In the West Bank, undercover Israeli troops killed a militant and wounded a bystander in a raid in the city of Nablus, Palestinians said. The dead man belonged to a militant offshoot of the Fatah movement led by President Mahmoud Abbas. The Israeli military confirmed it had carried out an operation, but gave no details.

In addition to its military strikes, Israel has imposed tough economic sanctions on Hamas-ruled Gaza, allowing little more than basic humanitarian goods into the area.

The sanctions have caused widespread shortages of basic goods. On Wednesday, the area's main water provider urged residents to boil all drinking water, citing a dire shortage of chlorine as a result of the blockade.

The Coastal Municipality Water Utility made the announcement in radio and newspaper advertisements. It said there was a "major concern over a health disaster due to possible contamination of the drinking water" and appealed to the international community for help.

Israeli officials had no immediate comment.

Israel's sanctions and military operations have failed to stop the rocket fire, and a poll published in an Israeli paper Wednesday indicated that a majority of Israelis believe the government should hold talks with Hamas - a proposal once unthinkable given Hamas' history of suicide bombings in Israel.
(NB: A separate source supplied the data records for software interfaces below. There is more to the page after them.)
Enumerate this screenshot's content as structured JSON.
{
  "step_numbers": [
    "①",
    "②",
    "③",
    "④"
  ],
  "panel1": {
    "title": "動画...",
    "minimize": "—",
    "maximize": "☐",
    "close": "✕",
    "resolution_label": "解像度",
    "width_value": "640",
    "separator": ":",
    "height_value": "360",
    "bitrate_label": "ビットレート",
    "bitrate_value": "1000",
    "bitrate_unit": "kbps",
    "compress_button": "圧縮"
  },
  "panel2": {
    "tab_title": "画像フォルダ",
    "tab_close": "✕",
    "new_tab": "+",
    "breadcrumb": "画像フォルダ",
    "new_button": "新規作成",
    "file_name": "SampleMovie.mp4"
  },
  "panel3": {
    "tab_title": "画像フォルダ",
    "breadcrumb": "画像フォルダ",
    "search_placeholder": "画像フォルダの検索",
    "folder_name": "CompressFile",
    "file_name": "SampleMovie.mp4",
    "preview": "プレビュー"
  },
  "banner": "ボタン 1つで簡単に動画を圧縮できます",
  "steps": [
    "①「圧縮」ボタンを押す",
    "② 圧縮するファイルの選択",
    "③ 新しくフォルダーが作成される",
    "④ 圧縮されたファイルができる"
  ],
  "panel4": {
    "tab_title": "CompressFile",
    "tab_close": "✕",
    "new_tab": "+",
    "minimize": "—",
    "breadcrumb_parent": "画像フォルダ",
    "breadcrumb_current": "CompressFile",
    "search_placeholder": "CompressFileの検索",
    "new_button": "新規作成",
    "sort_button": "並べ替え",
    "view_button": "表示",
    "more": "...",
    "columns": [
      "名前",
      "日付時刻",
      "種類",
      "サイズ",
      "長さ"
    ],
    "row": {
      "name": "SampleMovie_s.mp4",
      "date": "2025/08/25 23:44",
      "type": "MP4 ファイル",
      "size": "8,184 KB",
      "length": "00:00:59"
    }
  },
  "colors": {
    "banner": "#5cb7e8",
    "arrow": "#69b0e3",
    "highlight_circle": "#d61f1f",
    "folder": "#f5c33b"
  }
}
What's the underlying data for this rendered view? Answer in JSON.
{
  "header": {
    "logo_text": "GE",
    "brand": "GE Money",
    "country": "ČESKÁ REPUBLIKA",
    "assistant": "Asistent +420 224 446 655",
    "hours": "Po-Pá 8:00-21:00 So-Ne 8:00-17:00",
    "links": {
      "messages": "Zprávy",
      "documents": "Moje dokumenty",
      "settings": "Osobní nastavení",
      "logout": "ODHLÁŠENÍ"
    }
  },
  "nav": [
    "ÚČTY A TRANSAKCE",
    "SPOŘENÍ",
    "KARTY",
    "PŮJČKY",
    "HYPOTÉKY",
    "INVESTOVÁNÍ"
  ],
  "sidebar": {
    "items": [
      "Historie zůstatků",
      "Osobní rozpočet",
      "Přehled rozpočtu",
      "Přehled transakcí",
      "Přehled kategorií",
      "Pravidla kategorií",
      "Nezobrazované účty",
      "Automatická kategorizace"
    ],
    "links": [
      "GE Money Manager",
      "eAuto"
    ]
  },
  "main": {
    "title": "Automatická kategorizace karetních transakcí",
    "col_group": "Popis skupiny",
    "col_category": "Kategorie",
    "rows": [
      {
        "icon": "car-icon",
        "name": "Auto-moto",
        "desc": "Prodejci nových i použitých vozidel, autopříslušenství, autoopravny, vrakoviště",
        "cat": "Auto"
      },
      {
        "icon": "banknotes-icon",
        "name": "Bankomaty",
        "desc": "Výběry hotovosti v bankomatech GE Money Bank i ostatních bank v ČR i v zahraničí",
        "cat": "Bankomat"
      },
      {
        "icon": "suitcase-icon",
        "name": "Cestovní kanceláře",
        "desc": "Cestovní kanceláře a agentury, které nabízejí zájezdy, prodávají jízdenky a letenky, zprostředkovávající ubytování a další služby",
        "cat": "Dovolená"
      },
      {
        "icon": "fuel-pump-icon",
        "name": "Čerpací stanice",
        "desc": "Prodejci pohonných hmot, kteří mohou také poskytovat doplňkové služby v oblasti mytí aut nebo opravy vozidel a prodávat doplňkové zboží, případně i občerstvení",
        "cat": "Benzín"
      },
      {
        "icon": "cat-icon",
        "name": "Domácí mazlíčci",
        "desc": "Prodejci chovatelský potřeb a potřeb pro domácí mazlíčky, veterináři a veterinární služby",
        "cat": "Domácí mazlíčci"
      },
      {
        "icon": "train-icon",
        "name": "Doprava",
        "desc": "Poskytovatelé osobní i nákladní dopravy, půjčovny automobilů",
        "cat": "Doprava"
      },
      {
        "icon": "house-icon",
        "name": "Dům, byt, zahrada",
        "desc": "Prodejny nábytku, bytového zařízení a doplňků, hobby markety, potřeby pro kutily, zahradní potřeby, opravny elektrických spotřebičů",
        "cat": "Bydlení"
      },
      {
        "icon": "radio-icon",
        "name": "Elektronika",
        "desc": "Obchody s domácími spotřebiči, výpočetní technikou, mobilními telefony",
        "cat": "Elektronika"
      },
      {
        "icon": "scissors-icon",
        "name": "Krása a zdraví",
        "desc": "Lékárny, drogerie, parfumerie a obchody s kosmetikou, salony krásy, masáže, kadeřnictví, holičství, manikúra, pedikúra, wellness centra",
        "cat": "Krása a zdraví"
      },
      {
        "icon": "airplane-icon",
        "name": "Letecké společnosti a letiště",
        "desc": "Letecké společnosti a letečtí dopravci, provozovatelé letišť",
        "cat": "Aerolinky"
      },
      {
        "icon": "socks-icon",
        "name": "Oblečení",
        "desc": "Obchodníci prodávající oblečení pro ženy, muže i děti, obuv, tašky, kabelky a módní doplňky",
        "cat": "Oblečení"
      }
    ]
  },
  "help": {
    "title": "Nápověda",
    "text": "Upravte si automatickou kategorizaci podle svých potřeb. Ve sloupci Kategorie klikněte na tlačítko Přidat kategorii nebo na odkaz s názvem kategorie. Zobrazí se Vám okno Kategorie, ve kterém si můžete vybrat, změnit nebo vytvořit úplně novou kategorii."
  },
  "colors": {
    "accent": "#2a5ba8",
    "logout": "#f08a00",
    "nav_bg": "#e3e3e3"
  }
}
Israel says talks with the group won't be possible until it renounces violence and recognizes Israel's right to exist. Hamas has been labeled a terror organization by Israel, the U.S. and EU.

The poll, carried out by the Dialog company and published Wednesday in the Haaretz daily, showed that 64 percent of Israelis believe Israel should talk to Hamas now to bring a halt to the rocket fire and to win the release of a captured soldier, Cpl. Gilad Schalit.

Schalit was seized in June 2006 by Hamas militants and has been held in Gaza since then as talks on a prisoner swap have stalled. Only 28 percent of Israelis reject talks with Hamas, according to the poll. The poll included 500 respondents and had a margin of error of 4 percentage points.

Though the Israeli government has consistently rejected talking to the Islamic group, some Israeli officials, including Sderot's mayors and prominent retired security officials, have recently expressed support for such talks. Several Hamas officials have proposed a truce with Israel. But at least in the short term, that possibility seemed unlikely.